“Our goal is to keep the price low and service as many people as we can,” says Gobuty. “Six dollars a gram is really great value and really fair. If you have a disability card, we subsidize your medicine by 50 per cent. So you’d be looking at three dollars a gram. And if you still can’t afford it we have other resources to help you pay.”
This compassion towards patients that need medicine is a company-wide philosophy. And the main incentive for the company isn’t profit, it’s helping people.
“This isn’t about supplementing my income,” says Gobuty. “Originally it was about helping my parents. Now it has morphed into something different. Put it this way, if you start off needing three grams a day, we’re succeeding as a company if we can get you down to two grams a day.”
So how do they ensure this medicine isn’t going to recreational users?
“We have a series of checks and balances,” he says. “We must validate every prescription. Then we further validate the doctor.”
The on-boarding process for new patients is thorough and intensive. And once a patient becomes a Peace Naturals client, medicine is shipped via registered mail with a signature required at both ends. The maximum they can ship is 30 times the daily prescription, up to 150 grams.

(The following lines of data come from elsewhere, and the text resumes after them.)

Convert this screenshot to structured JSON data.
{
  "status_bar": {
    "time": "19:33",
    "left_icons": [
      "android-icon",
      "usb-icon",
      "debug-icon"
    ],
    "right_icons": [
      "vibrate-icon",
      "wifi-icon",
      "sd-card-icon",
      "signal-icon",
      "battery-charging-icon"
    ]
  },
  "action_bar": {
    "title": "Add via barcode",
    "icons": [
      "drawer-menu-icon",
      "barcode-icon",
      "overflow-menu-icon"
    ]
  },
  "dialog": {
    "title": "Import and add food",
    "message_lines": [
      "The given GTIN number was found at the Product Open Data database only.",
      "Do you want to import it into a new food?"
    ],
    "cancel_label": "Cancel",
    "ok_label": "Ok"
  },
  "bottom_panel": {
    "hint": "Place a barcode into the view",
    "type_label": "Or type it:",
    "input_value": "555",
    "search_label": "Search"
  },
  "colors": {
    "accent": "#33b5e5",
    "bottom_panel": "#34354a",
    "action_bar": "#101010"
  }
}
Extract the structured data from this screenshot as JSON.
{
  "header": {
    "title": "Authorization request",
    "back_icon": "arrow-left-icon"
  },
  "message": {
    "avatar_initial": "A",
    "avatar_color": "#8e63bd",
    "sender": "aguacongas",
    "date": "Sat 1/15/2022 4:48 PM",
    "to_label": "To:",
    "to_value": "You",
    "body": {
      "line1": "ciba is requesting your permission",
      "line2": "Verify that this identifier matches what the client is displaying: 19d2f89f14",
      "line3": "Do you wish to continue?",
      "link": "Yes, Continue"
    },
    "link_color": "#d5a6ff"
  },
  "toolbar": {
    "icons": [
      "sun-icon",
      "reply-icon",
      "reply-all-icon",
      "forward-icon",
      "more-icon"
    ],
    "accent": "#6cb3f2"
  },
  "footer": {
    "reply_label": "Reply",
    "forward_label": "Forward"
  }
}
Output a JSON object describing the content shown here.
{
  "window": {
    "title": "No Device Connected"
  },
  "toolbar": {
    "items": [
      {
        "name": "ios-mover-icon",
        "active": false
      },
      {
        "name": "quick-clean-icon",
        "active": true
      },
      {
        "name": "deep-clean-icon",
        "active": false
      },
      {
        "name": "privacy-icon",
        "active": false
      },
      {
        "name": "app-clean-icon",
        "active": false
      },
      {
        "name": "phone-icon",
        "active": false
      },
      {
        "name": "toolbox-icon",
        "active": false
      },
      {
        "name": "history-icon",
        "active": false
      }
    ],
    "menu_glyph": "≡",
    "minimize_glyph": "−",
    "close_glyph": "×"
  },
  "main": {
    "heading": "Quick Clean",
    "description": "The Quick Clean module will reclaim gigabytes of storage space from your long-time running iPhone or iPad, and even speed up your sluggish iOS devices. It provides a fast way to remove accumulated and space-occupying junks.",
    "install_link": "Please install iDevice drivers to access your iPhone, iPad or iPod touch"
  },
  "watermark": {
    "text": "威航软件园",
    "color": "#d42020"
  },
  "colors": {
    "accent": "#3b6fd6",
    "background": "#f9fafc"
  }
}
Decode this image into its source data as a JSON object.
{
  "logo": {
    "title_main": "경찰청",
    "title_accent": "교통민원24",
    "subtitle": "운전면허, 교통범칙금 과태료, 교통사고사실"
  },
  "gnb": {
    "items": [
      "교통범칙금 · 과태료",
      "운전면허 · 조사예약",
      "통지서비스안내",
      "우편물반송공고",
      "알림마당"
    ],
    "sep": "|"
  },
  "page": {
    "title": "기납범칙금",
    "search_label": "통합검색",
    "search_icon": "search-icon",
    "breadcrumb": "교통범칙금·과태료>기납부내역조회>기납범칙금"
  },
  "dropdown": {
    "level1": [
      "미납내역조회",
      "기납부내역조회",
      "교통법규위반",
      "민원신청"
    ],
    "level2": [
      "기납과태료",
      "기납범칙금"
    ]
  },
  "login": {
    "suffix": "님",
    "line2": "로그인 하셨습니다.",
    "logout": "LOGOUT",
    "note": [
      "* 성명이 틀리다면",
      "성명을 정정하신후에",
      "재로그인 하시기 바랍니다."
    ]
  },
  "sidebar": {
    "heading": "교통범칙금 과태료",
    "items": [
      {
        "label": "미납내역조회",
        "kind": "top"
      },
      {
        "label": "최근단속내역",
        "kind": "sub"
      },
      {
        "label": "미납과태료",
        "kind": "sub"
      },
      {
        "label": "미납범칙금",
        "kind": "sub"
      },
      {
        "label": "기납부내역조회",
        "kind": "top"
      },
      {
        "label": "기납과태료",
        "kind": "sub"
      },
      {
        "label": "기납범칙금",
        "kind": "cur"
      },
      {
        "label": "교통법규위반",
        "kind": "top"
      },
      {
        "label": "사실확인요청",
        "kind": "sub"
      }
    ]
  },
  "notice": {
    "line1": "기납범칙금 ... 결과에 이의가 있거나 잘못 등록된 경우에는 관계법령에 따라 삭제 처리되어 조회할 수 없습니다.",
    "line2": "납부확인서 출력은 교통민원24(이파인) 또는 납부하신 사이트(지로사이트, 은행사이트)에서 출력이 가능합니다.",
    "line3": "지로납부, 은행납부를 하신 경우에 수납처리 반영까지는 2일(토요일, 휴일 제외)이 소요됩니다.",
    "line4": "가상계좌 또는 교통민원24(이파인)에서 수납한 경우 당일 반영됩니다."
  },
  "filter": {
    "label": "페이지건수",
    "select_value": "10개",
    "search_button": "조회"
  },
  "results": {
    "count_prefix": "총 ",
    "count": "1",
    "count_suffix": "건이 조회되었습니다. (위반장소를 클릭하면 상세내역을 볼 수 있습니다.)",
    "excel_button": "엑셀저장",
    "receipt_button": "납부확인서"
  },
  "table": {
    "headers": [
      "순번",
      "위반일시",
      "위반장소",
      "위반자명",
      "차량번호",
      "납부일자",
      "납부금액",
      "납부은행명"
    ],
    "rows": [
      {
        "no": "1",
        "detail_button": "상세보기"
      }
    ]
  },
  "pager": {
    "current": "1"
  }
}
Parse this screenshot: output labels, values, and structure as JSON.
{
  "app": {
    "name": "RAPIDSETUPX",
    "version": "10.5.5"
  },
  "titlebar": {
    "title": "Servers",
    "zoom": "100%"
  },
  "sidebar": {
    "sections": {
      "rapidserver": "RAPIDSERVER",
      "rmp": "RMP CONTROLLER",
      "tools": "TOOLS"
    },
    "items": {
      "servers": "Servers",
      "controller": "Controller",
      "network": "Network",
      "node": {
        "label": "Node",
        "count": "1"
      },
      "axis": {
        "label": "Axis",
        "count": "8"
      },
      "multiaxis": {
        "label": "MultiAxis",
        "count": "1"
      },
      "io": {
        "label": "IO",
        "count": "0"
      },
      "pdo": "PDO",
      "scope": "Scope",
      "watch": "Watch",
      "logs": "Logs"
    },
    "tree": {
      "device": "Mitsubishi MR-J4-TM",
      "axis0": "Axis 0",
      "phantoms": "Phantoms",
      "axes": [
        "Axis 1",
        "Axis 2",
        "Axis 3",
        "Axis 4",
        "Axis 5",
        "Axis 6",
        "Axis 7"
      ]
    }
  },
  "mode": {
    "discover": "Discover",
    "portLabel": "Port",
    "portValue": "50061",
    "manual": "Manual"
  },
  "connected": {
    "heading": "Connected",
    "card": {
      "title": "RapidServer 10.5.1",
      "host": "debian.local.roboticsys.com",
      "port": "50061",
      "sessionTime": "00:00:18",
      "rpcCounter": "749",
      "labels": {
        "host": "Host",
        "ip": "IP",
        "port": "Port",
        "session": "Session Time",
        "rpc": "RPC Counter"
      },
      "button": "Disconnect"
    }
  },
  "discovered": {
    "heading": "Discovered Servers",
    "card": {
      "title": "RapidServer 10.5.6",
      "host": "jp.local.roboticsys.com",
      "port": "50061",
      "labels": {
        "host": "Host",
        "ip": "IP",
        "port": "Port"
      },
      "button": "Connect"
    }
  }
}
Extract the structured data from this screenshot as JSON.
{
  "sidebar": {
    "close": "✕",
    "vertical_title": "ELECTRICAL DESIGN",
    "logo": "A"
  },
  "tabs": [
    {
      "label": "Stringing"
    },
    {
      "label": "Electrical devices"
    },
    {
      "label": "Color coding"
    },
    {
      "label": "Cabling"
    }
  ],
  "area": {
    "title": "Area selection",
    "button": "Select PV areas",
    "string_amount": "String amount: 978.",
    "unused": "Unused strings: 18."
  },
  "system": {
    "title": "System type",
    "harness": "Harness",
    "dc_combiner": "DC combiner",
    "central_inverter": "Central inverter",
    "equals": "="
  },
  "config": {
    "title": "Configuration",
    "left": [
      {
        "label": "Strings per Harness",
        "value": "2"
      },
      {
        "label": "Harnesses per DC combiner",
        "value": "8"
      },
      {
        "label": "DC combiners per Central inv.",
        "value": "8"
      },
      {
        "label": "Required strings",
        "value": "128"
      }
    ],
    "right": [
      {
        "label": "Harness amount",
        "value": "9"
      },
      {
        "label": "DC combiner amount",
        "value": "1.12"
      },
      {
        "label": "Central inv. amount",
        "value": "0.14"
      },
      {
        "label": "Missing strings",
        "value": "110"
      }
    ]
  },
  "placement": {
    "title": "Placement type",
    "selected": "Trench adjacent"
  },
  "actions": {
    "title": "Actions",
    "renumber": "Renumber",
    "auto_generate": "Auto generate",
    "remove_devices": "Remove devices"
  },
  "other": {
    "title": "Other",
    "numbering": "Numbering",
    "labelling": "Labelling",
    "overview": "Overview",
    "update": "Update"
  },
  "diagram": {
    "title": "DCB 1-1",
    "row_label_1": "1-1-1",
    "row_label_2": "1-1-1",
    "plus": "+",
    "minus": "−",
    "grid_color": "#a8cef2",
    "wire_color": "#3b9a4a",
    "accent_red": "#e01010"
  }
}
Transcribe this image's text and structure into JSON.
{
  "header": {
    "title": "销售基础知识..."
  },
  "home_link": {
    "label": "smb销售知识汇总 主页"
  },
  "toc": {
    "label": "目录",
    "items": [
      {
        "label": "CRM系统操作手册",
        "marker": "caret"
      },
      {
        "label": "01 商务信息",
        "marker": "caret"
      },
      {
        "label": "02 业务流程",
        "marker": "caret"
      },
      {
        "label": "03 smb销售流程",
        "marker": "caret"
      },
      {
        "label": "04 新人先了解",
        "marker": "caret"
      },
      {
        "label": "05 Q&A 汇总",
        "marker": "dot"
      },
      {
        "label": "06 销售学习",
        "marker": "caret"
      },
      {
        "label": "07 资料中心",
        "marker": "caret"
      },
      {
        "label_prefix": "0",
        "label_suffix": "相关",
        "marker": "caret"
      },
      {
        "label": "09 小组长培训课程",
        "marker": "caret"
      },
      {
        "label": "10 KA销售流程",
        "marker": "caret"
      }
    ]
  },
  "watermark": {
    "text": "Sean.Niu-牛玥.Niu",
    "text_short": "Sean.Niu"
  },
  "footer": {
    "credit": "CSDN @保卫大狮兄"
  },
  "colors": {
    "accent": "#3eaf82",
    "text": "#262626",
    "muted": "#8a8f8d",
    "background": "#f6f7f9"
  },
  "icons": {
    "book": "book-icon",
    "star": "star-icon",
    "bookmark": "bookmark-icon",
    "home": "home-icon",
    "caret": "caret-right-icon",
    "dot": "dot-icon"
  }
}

Whether you’re for or against medical cannabis it’s hard to fault the people at Peace Naturals. They’ve gone above and beyond what the law requires, and they’ve brought a progressive, forward-thinking business to our region. They’ve convinced local OPP and fire marshals that what they are doing is safe. And they’ve invested hundreds of thousands of dollars.
“Everybody has made significant contributions, we’re well-capitalized,” says Gobuty. “Certainly two years ago, it was a great leap of faith and as we progress closer and closer to the finish line it’s become a smaller leap of faith. But even being in the business now, we can operate as a medicinal cannabis company, stay within the regulations, satisfy clients, make a contribution to our business so that everyone gets paid. Those are a lot of elements and a lot of risk factors. But I’m strongly confident that this business will be a strong net contributor to the community, both through indirect and direct.”
Currently employing 29 people in the region with 70 more set to come on board next summer, they are bringing an entirely new industry to the region and to the country. But changing people’s perception of cannabis may be their biggest challenge.
“The first inspector that came here, asked me, am I gonna get high?” recalls Gobuty. “And I said, what? Really?”
“We have to get used to that. We live in a bubble I guess. We’re very proud of what we do. We’re speaking to clients, we know we’re effecting positive change. There are some spectacular things happening here. We get here in the morning, and we talk about what good can we do today? How can we help more people? It’s a great place to be.”